Excerpts from an interface dataset:
****************
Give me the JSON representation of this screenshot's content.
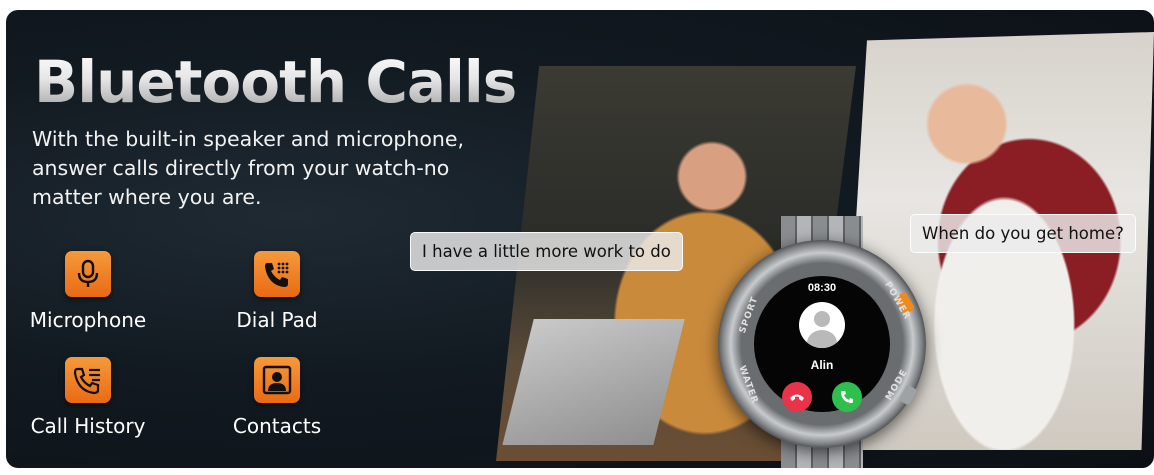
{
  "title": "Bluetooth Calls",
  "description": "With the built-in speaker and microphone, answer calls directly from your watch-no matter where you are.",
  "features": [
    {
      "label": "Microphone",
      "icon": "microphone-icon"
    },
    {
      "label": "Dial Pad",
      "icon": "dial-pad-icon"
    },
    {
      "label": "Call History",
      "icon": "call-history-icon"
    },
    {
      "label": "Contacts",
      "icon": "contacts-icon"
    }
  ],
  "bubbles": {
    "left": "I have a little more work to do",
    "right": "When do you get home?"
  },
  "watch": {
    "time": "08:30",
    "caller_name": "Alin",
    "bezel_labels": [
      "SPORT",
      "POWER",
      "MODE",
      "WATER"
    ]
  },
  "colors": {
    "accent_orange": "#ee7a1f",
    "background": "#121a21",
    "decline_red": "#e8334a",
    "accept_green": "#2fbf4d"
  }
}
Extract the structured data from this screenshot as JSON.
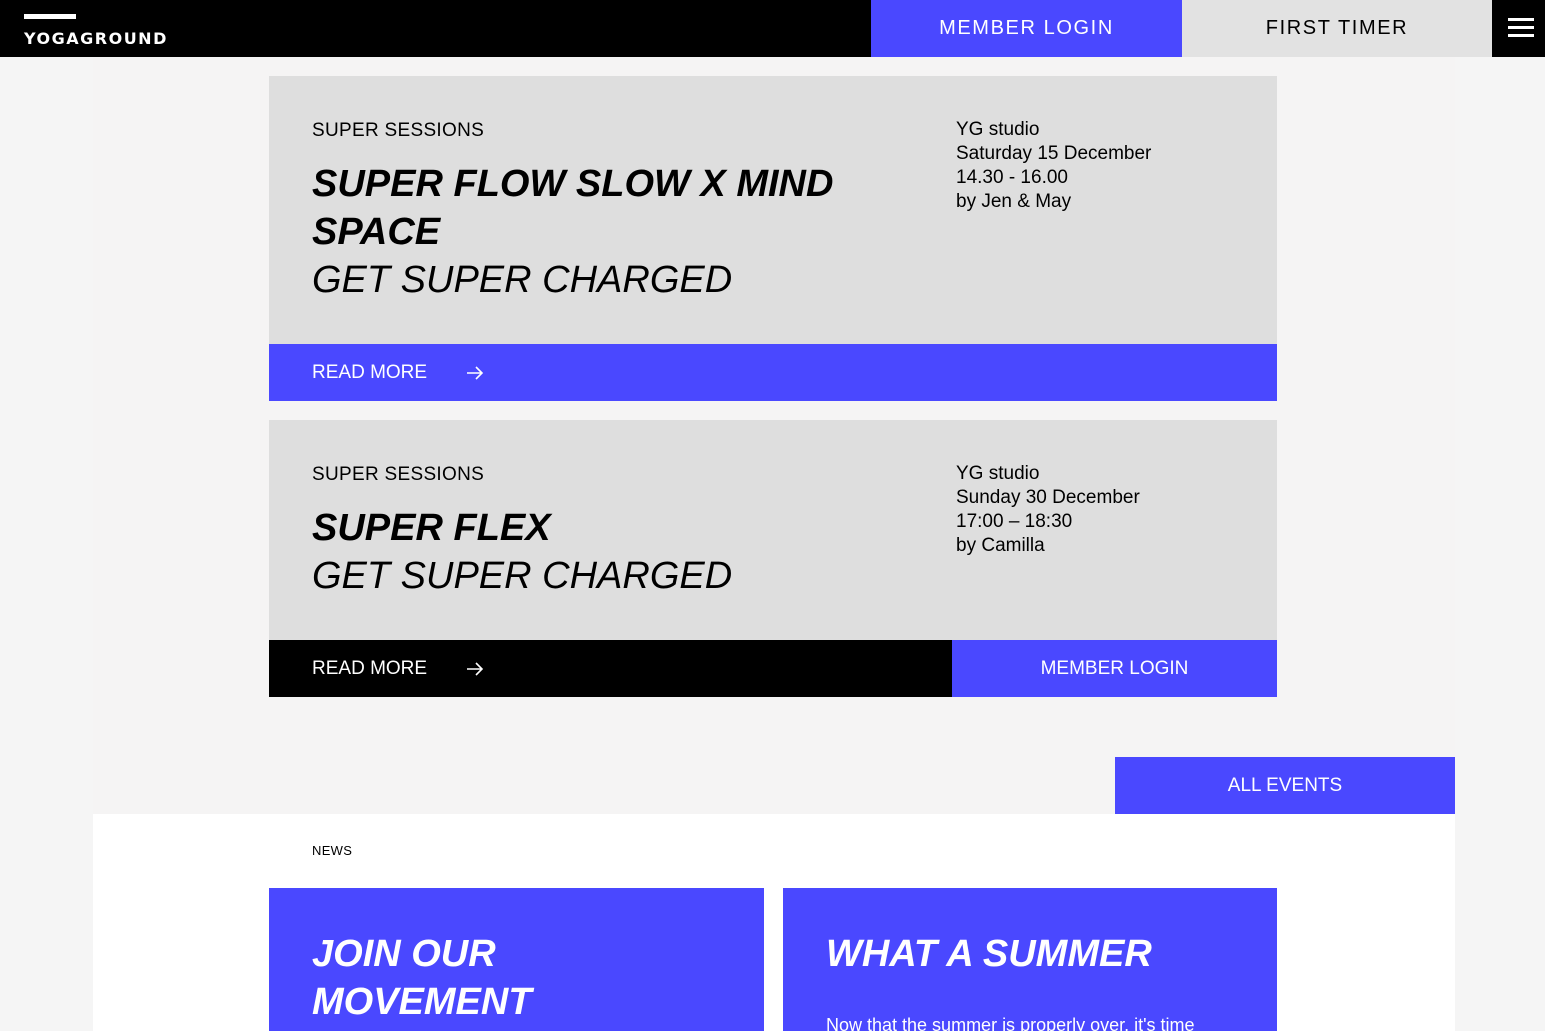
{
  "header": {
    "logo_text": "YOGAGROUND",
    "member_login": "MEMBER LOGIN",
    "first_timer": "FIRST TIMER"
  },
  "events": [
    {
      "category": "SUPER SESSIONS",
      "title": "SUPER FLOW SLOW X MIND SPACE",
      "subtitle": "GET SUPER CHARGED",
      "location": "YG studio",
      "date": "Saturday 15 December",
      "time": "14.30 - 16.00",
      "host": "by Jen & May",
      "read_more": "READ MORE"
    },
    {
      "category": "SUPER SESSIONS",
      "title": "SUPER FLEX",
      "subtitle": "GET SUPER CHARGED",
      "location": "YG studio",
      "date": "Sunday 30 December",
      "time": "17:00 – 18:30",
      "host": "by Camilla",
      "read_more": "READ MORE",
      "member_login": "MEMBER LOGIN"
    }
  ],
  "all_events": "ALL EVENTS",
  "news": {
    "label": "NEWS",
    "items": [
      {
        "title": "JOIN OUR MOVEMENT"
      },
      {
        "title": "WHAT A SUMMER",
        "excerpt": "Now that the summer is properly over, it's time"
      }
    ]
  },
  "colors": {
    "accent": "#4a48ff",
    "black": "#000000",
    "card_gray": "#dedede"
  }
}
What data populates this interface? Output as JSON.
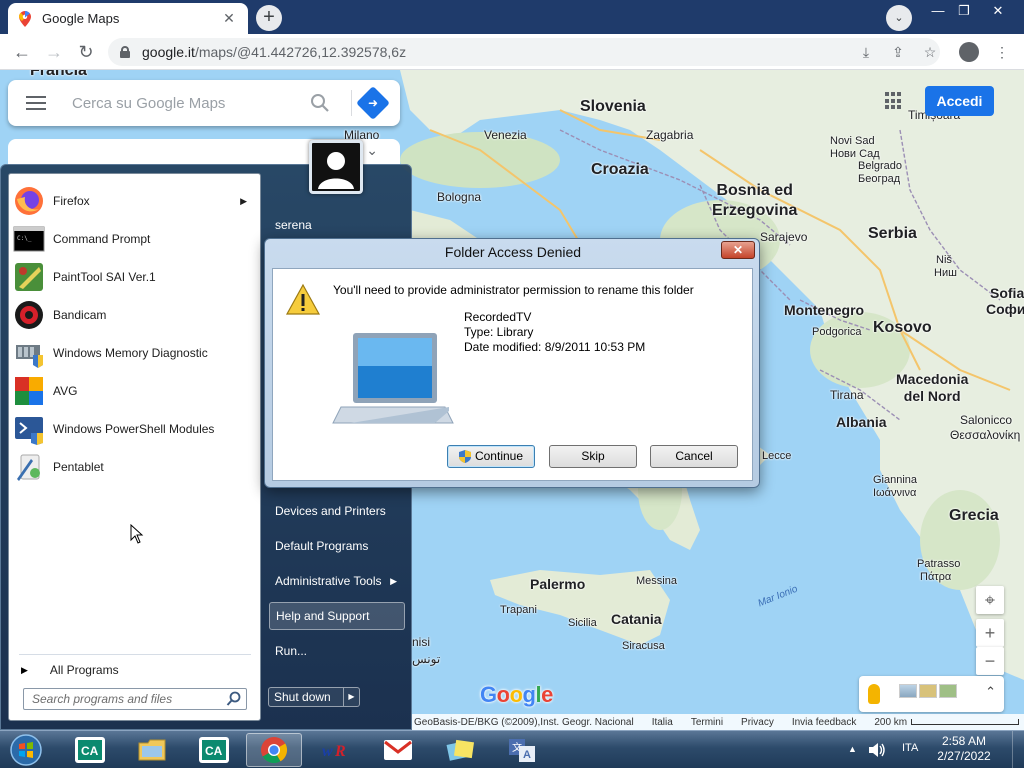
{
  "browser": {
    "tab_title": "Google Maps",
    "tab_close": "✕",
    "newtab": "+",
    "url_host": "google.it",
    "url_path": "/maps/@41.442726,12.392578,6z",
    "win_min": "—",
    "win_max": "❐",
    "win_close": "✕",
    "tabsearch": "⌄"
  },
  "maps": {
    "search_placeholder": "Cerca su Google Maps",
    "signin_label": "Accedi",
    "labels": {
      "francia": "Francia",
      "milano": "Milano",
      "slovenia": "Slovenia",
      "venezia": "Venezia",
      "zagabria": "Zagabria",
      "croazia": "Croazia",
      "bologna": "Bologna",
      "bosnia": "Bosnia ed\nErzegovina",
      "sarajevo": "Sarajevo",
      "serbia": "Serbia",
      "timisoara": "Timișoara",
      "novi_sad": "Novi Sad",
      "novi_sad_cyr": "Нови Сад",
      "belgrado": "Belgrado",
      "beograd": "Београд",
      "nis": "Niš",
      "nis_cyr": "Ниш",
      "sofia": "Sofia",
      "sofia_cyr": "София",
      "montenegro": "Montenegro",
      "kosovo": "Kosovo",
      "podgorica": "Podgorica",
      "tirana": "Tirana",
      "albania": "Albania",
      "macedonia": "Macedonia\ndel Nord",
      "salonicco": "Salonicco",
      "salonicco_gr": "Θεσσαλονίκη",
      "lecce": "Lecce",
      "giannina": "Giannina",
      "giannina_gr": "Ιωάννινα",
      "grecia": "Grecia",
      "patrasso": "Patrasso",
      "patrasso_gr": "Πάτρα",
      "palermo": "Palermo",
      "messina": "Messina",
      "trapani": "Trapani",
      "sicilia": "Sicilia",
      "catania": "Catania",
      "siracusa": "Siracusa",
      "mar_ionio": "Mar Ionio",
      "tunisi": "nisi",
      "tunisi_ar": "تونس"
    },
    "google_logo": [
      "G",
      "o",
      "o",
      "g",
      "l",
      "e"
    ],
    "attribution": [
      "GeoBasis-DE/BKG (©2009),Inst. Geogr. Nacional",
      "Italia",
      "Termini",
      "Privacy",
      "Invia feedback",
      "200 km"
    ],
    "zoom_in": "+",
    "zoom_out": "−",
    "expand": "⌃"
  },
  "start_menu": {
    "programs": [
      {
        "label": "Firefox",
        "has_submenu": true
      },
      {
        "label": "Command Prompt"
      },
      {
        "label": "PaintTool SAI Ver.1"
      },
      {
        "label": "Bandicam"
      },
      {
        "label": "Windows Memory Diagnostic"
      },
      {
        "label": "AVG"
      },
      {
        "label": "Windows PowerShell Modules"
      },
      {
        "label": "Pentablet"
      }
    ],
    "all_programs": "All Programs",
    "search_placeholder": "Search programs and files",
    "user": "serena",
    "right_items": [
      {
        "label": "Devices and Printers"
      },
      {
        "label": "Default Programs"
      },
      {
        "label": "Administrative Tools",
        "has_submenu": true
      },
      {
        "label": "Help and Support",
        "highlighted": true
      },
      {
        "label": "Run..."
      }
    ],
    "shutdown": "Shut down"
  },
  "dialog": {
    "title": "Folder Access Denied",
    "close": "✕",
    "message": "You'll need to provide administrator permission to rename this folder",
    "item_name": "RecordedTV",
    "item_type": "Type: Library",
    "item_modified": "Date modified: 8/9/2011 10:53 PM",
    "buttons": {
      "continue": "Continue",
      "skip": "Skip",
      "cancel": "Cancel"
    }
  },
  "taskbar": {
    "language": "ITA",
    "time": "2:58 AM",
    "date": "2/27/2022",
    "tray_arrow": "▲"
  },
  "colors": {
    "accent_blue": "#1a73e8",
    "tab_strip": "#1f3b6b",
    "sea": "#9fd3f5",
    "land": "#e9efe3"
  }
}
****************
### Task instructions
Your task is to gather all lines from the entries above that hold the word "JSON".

### Exercise result
Give me the JSON representation of this screenshot's content.
Extract the structured data from this screenshot as JSON.
What data populates this interface? Output as JSON.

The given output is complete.